Collected data entries
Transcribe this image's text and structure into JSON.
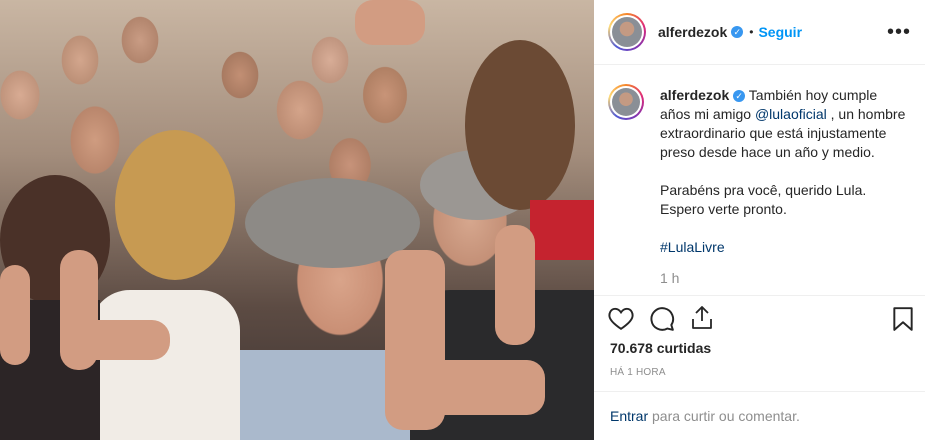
{
  "header": {
    "username": "alferdezok",
    "separator": "•",
    "follow_label": "Seguir",
    "more_icon": "more-horizontal-icon"
  },
  "caption": {
    "username": "alferdezok",
    "line1_a": "También hoy cumple",
    "line2_a": "años mi amigo ",
    "mention": "@lulaoficial",
    "line2_b": " , un hombre",
    "line3": "extraordinario que está injustamente",
    "line4": "preso desde hace un año y medio.",
    "line5": "Parabéns pra você, querido Lula.",
    "line6": "Espero verte pronto.",
    "hashtag": "#LulaLivre",
    "age": "1 h"
  },
  "actions": {
    "like_icon": "heart-icon",
    "comment_icon": "comment-icon",
    "share_icon": "share-icon",
    "save_icon": "bookmark-icon",
    "likes_count": "70.678 curtidas",
    "posted": "HÁ 1 HORA",
    "login_link": "Entrar",
    "login_rest": " para curtir ou comentar."
  },
  "colors": {
    "accent": "#0095f6",
    "link": "#00376b",
    "muted": "#8e8e8e",
    "verified": "#3897f0"
  }
}
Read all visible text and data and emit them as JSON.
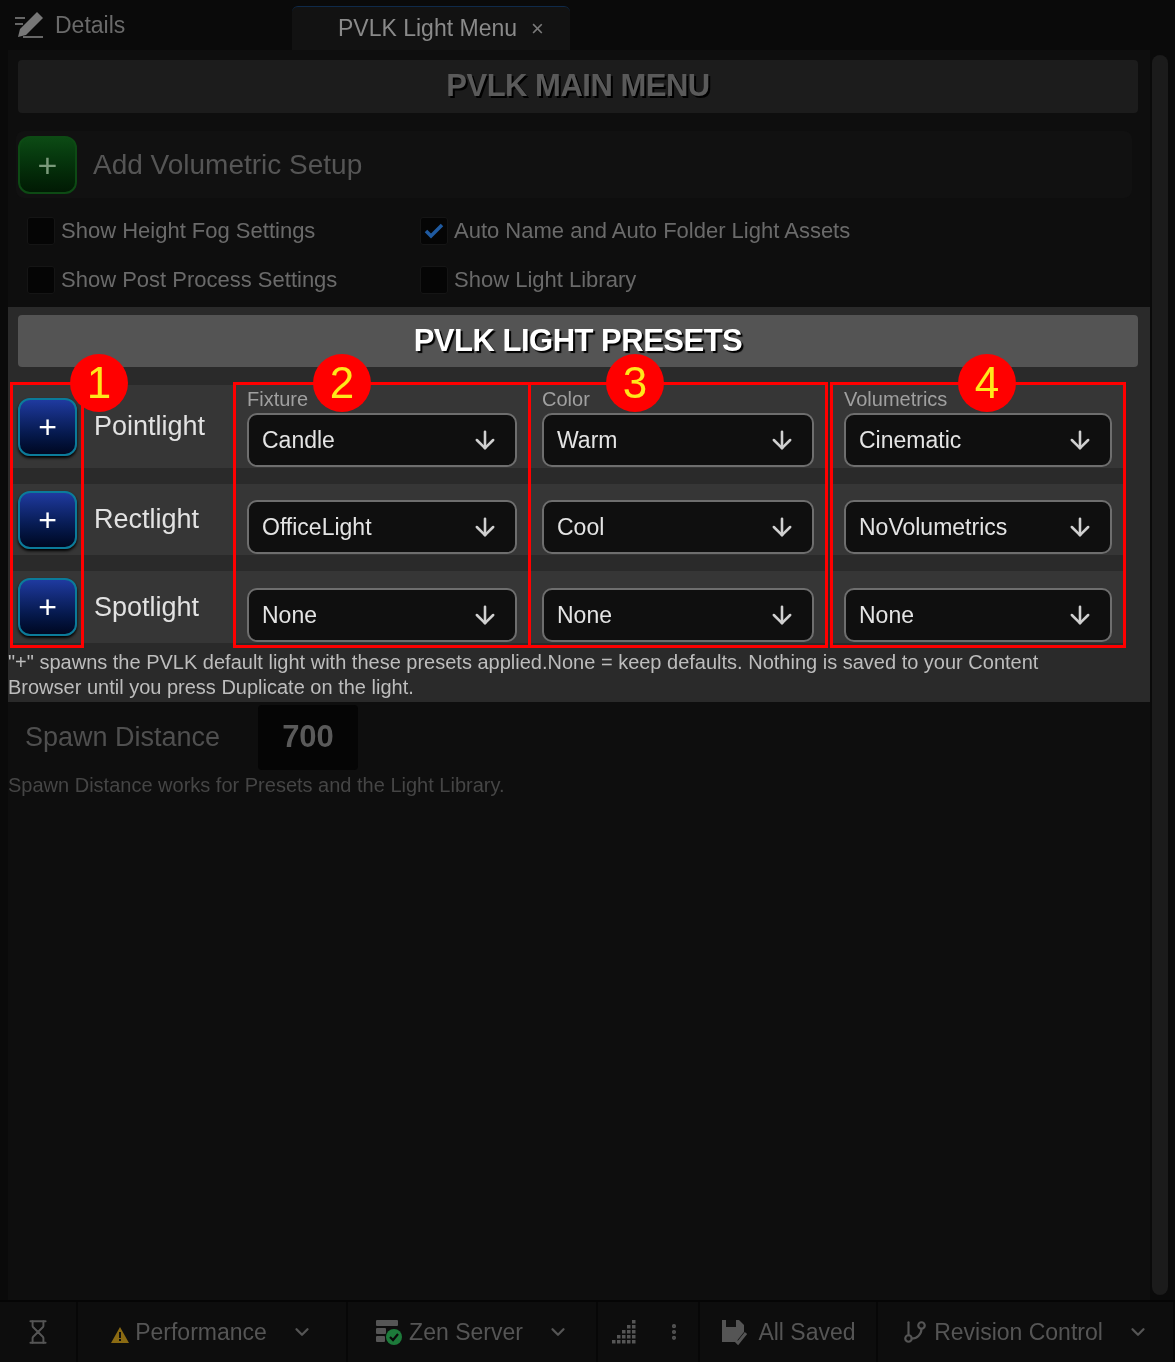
{
  "top_bar": {
    "panel_title": "Details",
    "tab": {
      "label": "PVLK Light Menu",
      "close": "×"
    }
  },
  "main_menu": {
    "title": "PVLK MAIN MENU",
    "add_button": {
      "icon_text": "+",
      "label": "Add Volumetric Setup"
    },
    "options": [
      {
        "label": "Show Height Fog Settings",
        "checked": false
      },
      {
        "label": "Auto Name and Auto Folder Light Assets",
        "checked": true
      },
      {
        "label": "Show Post Process Settings",
        "checked": false
      },
      {
        "label": "Show Light Library",
        "checked": false
      }
    ]
  },
  "presets": {
    "title": "PVLK LIGHT PRESETS",
    "callouts": [
      {
        "label": "1"
      },
      {
        "label": "2"
      },
      {
        "label": "3"
      },
      {
        "label": "4"
      }
    ],
    "lights": [
      {
        "name": "Pointlight",
        "button": "+"
      },
      {
        "name": "Rectlight",
        "button": "+"
      },
      {
        "name": "Spotlight",
        "button": "+"
      }
    ],
    "columns": [
      {
        "label": "Fixture",
        "values": [
          "Candle",
          "OfficeLight",
          "None"
        ]
      },
      {
        "label": "Color",
        "values": [
          "Warm",
          "Cool",
          "None"
        ]
      },
      {
        "label": "Volumetrics",
        "values": [
          "Cinematic",
          "NoVolumetrics",
          "None"
        ]
      }
    ],
    "note": "\"+\" spawns the PVLK default light with these presets applied.None = keep defaults. Nothing is saved to your Content Browser until you press Duplicate on the light."
  },
  "spawn_distance": {
    "label": "Spawn Distance",
    "value": "700",
    "hint": "Spawn Distance works for Presets and the Light Library."
  },
  "status_bar": {
    "items": [
      {
        "kind": "icon"
      },
      {
        "kind": "dropdown",
        "label": "Performance"
      },
      {
        "kind": "dropdown",
        "label": "Zen Server"
      },
      {
        "kind": "icon"
      },
      {
        "kind": "button",
        "label": "All Saved"
      },
      {
        "kind": "dropdown",
        "label": "Revision Control"
      }
    ]
  }
}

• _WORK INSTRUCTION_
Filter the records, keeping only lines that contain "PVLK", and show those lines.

• _ANSWER SECTION_
      "label": "PVLK Light Menu",
    "title": "PVLK MAIN MENU",
    "title": "PVLK LIGHT PRESETS",
    "note": "\"+\" spawns the PVLK default light with these presets applied.None = keep defaults. Nothing is saved to your Content Browser until you press Duplicate on the light."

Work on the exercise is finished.